— THE RECORDS —
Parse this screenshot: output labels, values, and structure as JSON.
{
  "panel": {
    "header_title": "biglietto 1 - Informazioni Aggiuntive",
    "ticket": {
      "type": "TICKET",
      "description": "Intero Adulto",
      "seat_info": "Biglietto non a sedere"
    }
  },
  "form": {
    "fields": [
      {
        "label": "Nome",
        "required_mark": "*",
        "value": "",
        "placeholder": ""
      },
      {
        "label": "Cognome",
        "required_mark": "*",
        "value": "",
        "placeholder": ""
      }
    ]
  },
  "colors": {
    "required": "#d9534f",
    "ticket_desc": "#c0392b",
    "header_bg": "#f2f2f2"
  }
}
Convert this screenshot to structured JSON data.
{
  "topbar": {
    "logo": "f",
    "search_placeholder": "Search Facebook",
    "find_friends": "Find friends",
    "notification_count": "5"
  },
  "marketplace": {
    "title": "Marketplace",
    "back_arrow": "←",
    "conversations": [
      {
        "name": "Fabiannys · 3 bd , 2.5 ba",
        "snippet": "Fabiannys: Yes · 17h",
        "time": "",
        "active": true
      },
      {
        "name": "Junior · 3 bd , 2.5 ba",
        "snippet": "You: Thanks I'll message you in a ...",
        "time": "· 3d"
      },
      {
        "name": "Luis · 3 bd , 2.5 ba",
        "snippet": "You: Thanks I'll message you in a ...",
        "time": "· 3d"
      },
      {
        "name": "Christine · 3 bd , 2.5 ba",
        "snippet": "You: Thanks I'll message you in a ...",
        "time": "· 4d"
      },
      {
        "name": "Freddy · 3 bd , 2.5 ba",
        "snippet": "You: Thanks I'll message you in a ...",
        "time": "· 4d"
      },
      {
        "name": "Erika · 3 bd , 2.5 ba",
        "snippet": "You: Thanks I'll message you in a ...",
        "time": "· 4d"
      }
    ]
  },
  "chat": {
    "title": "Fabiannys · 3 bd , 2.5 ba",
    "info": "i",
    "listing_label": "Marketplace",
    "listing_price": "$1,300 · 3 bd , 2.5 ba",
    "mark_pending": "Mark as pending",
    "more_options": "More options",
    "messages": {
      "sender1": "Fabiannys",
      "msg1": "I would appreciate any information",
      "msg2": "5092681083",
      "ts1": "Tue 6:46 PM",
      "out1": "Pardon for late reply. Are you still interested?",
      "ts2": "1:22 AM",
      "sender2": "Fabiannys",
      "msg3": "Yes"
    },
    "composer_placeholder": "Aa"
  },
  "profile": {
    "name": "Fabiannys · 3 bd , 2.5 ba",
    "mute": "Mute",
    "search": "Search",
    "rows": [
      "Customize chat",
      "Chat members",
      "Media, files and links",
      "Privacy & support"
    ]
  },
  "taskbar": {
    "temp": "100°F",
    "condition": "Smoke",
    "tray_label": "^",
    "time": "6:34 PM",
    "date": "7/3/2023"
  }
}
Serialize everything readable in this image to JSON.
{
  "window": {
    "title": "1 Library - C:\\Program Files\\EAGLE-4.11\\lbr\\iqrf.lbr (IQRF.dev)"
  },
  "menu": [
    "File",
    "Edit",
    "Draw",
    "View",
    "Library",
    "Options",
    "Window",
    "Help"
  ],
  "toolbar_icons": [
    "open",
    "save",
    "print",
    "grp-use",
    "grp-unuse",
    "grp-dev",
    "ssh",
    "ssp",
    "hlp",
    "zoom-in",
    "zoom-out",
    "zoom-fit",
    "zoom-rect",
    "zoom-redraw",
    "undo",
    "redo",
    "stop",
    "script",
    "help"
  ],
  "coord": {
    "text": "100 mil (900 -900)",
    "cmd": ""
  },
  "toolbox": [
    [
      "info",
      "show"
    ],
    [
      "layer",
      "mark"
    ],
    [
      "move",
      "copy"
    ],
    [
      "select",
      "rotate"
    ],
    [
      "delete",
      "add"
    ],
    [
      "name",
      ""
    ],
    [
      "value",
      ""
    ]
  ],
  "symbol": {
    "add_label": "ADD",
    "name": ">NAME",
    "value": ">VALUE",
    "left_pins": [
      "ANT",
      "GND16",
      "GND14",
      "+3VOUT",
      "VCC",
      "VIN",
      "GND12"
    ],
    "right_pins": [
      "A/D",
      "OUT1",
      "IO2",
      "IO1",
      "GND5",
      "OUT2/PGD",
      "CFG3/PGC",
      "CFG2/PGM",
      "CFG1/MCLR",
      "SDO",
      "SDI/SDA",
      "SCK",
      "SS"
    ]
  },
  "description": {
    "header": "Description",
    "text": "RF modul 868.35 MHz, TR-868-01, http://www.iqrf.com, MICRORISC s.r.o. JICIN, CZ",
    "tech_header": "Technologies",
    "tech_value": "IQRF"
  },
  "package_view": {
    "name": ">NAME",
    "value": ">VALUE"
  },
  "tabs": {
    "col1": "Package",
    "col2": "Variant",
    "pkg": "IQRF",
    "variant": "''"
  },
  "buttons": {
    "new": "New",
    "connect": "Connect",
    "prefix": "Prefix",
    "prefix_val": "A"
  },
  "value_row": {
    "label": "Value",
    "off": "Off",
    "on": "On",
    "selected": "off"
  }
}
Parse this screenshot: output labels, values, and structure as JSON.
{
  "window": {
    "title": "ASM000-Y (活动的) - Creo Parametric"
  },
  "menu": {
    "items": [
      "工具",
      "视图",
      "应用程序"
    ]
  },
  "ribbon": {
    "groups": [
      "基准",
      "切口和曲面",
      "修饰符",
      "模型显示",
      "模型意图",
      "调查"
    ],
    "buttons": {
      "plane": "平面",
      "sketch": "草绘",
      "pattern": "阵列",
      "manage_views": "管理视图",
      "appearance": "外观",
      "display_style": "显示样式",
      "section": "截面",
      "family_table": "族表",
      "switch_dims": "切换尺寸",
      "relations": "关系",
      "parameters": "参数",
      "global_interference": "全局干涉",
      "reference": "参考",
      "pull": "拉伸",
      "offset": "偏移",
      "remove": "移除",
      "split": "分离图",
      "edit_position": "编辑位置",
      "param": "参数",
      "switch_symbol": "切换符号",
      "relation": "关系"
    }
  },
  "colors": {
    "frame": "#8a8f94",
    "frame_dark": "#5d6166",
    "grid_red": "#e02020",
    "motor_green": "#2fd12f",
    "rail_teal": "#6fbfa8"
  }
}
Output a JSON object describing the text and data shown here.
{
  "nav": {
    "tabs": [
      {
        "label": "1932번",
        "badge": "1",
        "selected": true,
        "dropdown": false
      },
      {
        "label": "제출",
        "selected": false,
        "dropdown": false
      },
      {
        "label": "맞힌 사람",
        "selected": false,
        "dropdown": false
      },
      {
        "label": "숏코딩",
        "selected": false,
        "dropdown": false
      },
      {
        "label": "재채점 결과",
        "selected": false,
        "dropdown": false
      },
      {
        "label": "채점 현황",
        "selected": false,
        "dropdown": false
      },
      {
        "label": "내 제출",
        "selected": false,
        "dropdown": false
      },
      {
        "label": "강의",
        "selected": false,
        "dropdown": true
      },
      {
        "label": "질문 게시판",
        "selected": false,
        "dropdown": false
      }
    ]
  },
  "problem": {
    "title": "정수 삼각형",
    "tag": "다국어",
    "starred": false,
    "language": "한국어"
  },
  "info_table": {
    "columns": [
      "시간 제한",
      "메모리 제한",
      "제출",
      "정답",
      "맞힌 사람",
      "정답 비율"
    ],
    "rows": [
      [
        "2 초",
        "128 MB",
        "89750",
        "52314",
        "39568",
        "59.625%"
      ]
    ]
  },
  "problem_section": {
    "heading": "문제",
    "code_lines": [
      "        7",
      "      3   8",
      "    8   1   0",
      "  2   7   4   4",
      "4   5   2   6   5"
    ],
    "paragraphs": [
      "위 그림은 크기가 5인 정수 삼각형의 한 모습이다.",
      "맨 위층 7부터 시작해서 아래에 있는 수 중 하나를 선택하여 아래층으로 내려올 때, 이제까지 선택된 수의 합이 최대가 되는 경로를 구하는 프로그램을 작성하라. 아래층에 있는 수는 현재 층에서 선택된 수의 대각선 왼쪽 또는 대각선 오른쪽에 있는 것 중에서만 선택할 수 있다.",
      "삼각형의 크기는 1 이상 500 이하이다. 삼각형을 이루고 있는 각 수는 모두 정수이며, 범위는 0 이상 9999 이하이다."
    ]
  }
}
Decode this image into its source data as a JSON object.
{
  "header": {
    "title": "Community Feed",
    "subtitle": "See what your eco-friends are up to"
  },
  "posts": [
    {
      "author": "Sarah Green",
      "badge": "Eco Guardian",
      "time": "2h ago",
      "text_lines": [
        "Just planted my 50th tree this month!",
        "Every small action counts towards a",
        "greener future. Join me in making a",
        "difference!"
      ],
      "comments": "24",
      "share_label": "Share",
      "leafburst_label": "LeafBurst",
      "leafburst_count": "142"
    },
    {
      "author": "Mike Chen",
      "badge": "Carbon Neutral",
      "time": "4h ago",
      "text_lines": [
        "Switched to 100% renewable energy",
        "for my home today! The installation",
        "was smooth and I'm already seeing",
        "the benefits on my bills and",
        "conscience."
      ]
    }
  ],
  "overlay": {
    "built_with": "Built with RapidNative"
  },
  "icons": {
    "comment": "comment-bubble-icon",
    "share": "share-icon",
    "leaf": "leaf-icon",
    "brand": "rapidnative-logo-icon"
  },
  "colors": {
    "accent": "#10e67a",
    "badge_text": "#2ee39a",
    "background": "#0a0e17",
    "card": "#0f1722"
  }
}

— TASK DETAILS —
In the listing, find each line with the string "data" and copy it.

— SOLUTION TO THIS TASK —
Convert this screenshot to structured JSON data.
Output a JSON object describing the text and data shown here.
Decode this image into its source data as a JSON object.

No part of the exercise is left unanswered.